[Exercise prompt] Tally the lines in the entries below where the string "基础后浇带" occurs. Reply with the total alone.

-------------------------

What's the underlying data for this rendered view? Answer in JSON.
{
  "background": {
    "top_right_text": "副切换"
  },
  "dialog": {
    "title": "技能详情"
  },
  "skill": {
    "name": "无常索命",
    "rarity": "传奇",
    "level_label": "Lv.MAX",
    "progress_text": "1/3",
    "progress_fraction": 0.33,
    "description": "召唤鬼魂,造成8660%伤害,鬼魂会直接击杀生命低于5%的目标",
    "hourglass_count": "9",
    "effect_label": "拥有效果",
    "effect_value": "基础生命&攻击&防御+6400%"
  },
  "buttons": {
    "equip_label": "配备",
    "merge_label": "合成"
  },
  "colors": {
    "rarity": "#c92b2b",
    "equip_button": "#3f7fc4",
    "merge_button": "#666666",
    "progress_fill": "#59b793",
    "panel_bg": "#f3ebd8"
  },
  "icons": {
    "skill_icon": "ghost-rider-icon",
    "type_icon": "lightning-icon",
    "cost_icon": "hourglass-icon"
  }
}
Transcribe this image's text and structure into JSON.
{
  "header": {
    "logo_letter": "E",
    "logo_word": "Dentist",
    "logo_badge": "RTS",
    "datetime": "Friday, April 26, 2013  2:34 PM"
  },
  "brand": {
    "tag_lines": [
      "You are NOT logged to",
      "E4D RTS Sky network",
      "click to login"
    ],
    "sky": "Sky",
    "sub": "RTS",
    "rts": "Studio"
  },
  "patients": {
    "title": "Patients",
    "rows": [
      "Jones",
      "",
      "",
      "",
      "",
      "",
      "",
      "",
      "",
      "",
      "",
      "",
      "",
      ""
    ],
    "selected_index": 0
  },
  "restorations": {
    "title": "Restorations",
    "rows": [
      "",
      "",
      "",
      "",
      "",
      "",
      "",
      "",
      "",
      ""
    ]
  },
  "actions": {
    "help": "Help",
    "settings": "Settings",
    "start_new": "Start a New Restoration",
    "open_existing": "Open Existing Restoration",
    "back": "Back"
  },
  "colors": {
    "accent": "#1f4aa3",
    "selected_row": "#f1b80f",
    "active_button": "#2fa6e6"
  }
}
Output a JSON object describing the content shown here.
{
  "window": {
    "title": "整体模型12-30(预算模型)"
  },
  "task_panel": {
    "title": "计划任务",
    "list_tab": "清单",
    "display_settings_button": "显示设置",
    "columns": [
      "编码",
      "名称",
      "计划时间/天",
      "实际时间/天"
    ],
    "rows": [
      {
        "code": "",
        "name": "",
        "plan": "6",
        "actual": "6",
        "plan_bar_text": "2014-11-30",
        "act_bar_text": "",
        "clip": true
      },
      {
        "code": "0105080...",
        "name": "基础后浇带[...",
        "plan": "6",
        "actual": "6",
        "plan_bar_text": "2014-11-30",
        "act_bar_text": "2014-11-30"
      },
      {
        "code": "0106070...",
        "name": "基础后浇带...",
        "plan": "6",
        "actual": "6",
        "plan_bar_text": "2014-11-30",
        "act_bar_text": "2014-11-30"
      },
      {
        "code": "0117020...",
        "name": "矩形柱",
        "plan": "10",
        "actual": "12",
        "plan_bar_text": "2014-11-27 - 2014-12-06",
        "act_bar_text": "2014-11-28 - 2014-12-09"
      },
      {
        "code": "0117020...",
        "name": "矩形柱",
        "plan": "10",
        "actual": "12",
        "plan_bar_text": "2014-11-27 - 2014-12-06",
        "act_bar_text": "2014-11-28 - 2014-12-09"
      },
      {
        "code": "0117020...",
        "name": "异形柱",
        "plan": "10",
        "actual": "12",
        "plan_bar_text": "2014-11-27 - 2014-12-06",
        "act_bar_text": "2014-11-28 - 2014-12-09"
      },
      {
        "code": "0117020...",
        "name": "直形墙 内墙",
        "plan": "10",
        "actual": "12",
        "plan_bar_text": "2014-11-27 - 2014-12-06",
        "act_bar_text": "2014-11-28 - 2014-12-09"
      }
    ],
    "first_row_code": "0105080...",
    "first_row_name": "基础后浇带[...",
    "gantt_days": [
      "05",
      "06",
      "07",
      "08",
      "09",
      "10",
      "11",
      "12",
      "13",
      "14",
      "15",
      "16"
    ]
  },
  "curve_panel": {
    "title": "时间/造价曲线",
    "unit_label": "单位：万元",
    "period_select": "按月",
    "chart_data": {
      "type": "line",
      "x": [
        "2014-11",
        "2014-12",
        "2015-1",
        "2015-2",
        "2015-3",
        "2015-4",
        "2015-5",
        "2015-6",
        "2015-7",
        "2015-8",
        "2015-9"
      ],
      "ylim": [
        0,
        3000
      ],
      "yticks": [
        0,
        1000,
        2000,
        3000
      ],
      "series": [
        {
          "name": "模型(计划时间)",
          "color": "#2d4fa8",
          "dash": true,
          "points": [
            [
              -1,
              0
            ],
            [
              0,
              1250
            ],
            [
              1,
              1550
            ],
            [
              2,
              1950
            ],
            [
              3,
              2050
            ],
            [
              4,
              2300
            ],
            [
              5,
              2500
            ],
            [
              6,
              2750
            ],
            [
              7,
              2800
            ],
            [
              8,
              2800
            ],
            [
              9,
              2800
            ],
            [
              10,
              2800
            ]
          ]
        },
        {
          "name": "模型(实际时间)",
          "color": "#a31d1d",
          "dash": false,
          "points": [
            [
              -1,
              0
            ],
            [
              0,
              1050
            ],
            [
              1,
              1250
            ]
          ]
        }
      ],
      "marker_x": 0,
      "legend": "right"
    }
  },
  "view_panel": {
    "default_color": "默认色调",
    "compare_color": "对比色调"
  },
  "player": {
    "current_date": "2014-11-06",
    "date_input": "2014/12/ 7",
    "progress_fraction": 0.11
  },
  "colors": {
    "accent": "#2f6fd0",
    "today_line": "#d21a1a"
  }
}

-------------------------

[Response area] 3